Recently, we have reported V2+/V3+ kinetic measurements on glassy carbon in HCl, H2SO4, and mixed HCl/H2SO4 electrolytes for VRFBs. We extract exchange current densities (io) via steady-state current measurements (io,Tafel) and impedance spectroscopy (io,Rct) and apparent activation energies (Ea). Our results from both independent techniques to measure io show that the V2+/V3+ reaction kinetics in HCl are ~2.5 times faster than in H2SO4 or HCl/H2SO4. By comparing values of io,Rct to io,Tafel, we also show that V2+/V3+ reaction is an overall two electron transfer reaction in HCl (with one electron in rate determining step, RDS), as opposed to an overall one electron transfer reaction in H2SO4 and HCl/H2SO4. We propose that the enhanced V2+/V3+ redox kinetics in HCl are caused by the charge transfer proceeding through more polarizable chloride (*Cl) bridge, instead of through surface-bound hydroxyl (*OH) groups in H2SO4 and HCl/H2SO4.2 We further hypothesize that the anion’s bridging strength, which is a measure of deformability in the presence of electric field,3 will govern the V2+/V3+ reaction kinetics, with stronger bridging strength corresponding to higher activity.

In this talk, we will discuss our V2+/V3+ kinetic measurements on glassy carbon in hydrobromic (HBr) and hydriodic (HI) acid to test the hypothesis of bridging strength as the sole criteria governing V2+/V3+ reaction kinetics. The bridging strength of anions follows the order, I > Br > Cl > OH,3 so based on our hypothesis we expect the V2+/V3+ reaction rates to follow the same trend. The V2+/V3+ exchange current densities in HBr are ~1.5 times higher than in HCl, with 5 to 15 kJ mol-1 lower Ea (Figure 1). The io increases and the Eadecreases with increase in State of Charge (SoC) in HBr, similar to the behavior observed in HCl and H2SO4. We determine that the reaction in HBr is an overall two electron transfer reaction, with one electron involved in RDS, similar to HCl. Further, the V2+/V3+ reaction is HI has kinetics faster than HBr, with a maximum rate at ~50% SoC. The io,Rct in HI indicates the reaction mechanism changes to an overall one electron transfer. However, we notice that the rates in HI are affected immensely by the presence of small amount of sulfate anions. This points to the bridging strength not being a sole descriptor for the reaction kinetics. We attribute this observed trend in rates of V2+/ V3+ reaction to be dependent on the stability of the vanadium intermediate formed on the surface of glassy carbon, computed using density functional theory.

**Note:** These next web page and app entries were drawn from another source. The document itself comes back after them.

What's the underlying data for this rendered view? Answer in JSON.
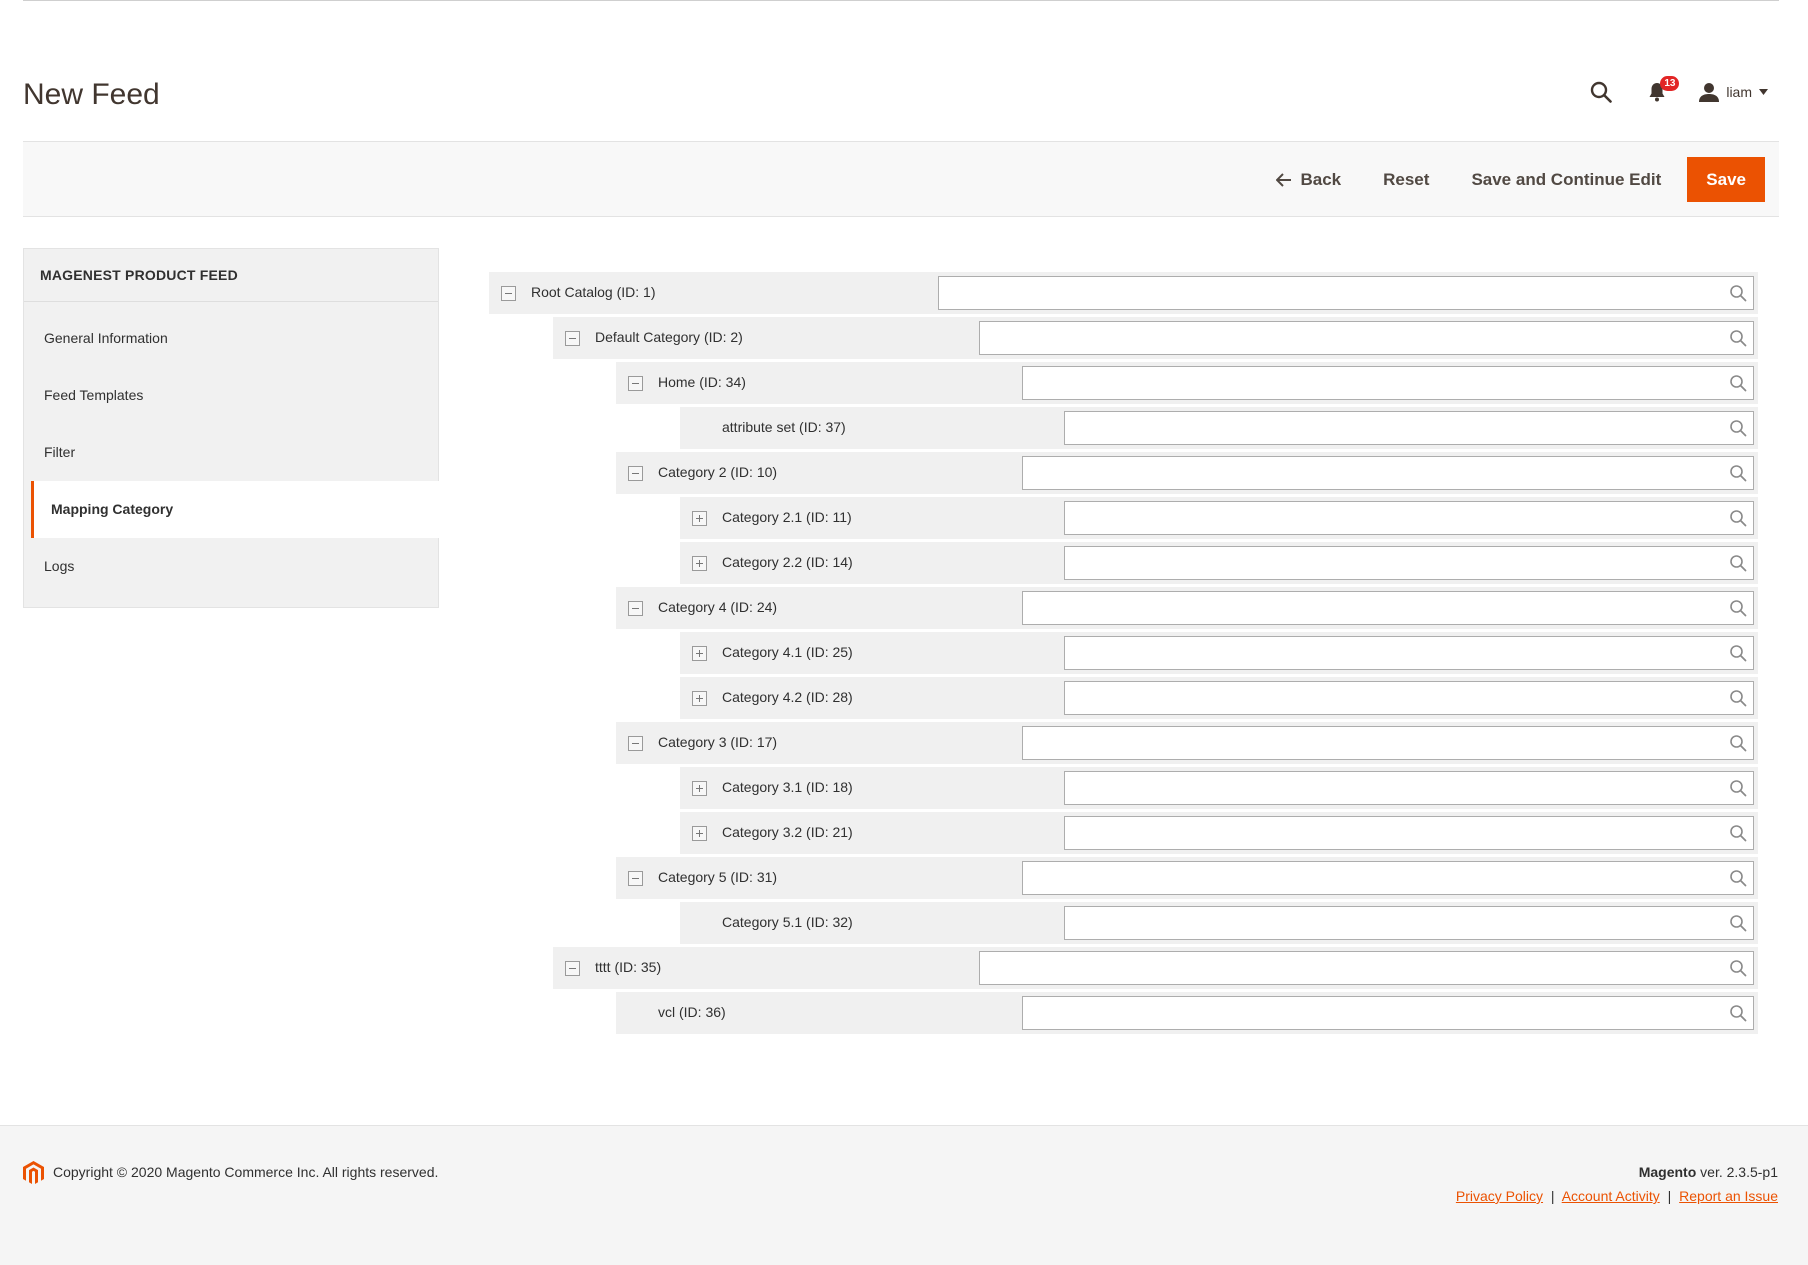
{
  "header": {
    "title": "New Feed",
    "notifications_count": "13",
    "user_name": "liam"
  },
  "toolbar": {
    "back_label": "Back",
    "reset_label": "Reset",
    "save_continue_label": "Save and Continue Edit",
    "save_label": "Save"
  },
  "sidebar": {
    "title": "MAGENEST PRODUCT FEED",
    "items": [
      {
        "label": "General Information"
      },
      {
        "label": "Feed Templates"
      },
      {
        "label": "Filter"
      },
      {
        "label": "Mapping Category"
      },
      {
        "label": "Logs"
      }
    ]
  },
  "tree": {
    "rows": [
      {
        "label": "Root Catalog (ID: 1)",
        "toggle": "minus",
        "value": ""
      },
      {
        "label": "Default Category (ID: 2)",
        "toggle": "minus",
        "value": ""
      },
      {
        "label": "Home (ID: 34)",
        "toggle": "minus",
        "value": ""
      },
      {
        "label": "attribute set (ID: 37)",
        "toggle": "none",
        "value": ""
      },
      {
        "label": "Category 2 (ID: 10)",
        "toggle": "minus",
        "value": ""
      },
      {
        "label": "Category 2.1 (ID: 11)",
        "toggle": "plus",
        "value": ""
      },
      {
        "label": "Category 2.2 (ID: 14)",
        "toggle": "plus",
        "value": ""
      },
      {
        "label": "Category 4 (ID: 24)",
        "toggle": "minus",
        "value": ""
      },
      {
        "label": "Category 4.1 (ID: 25)",
        "toggle": "plus",
        "value": ""
      },
      {
        "label": "Category 4.2 (ID: 28)",
        "toggle": "plus",
        "value": ""
      },
      {
        "label": "Category 3 (ID: 17)",
        "toggle": "minus",
        "value": ""
      },
      {
        "label": "Category 3.1 (ID: 18)",
        "toggle": "plus",
        "value": ""
      },
      {
        "label": "Category 3.2 (ID: 21)",
        "toggle": "plus",
        "value": ""
      },
      {
        "label": "Category 5 (ID: 31)",
        "toggle": "minus",
        "value": ""
      },
      {
        "label": "Category 5.1 (ID: 32)",
        "toggle": "none",
        "value": ""
      },
      {
        "label": "tttt (ID: 35)",
        "toggle": "minus",
        "value": ""
      },
      {
        "label": "vcl (ID: 36)",
        "toggle": "none",
        "value": ""
      }
    ]
  },
  "footer": {
    "copyright": "Copyright © 2020 Magento Commerce Inc. All rights reserved.",
    "brand": "Magento",
    "version": " ver. 2.3.5-p1",
    "links": {
      "privacy": "Privacy Policy",
      "account_activity": "Account Activity",
      "report_issue": "Report an Issue"
    },
    "separator": "|"
  },
  "colors": {
    "accent": "#eb5202",
    "badge": "#e22626",
    "row_background": "#f0f0f0"
  },
  "icons": [
    "search-icon",
    "bell-icon",
    "user-icon",
    "caret-down-icon",
    "arrow-left-icon",
    "magento-logo-icon"
  ]
}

  1. Choi, C. et al. Renew. Sustain. Energy Rev. 69, 263–274 (2017).
  2. Agarwal, H. et al. ACS Energy Lett. 4, 2368–2377 (2019).

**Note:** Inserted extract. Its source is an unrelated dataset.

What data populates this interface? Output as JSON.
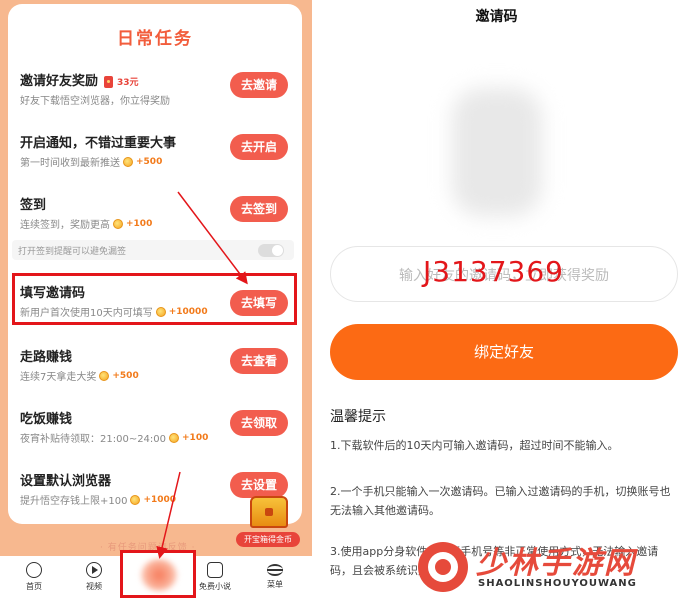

  3. Anbar, M. et al. J. Phys. Chem. 69, 973–977 (1965).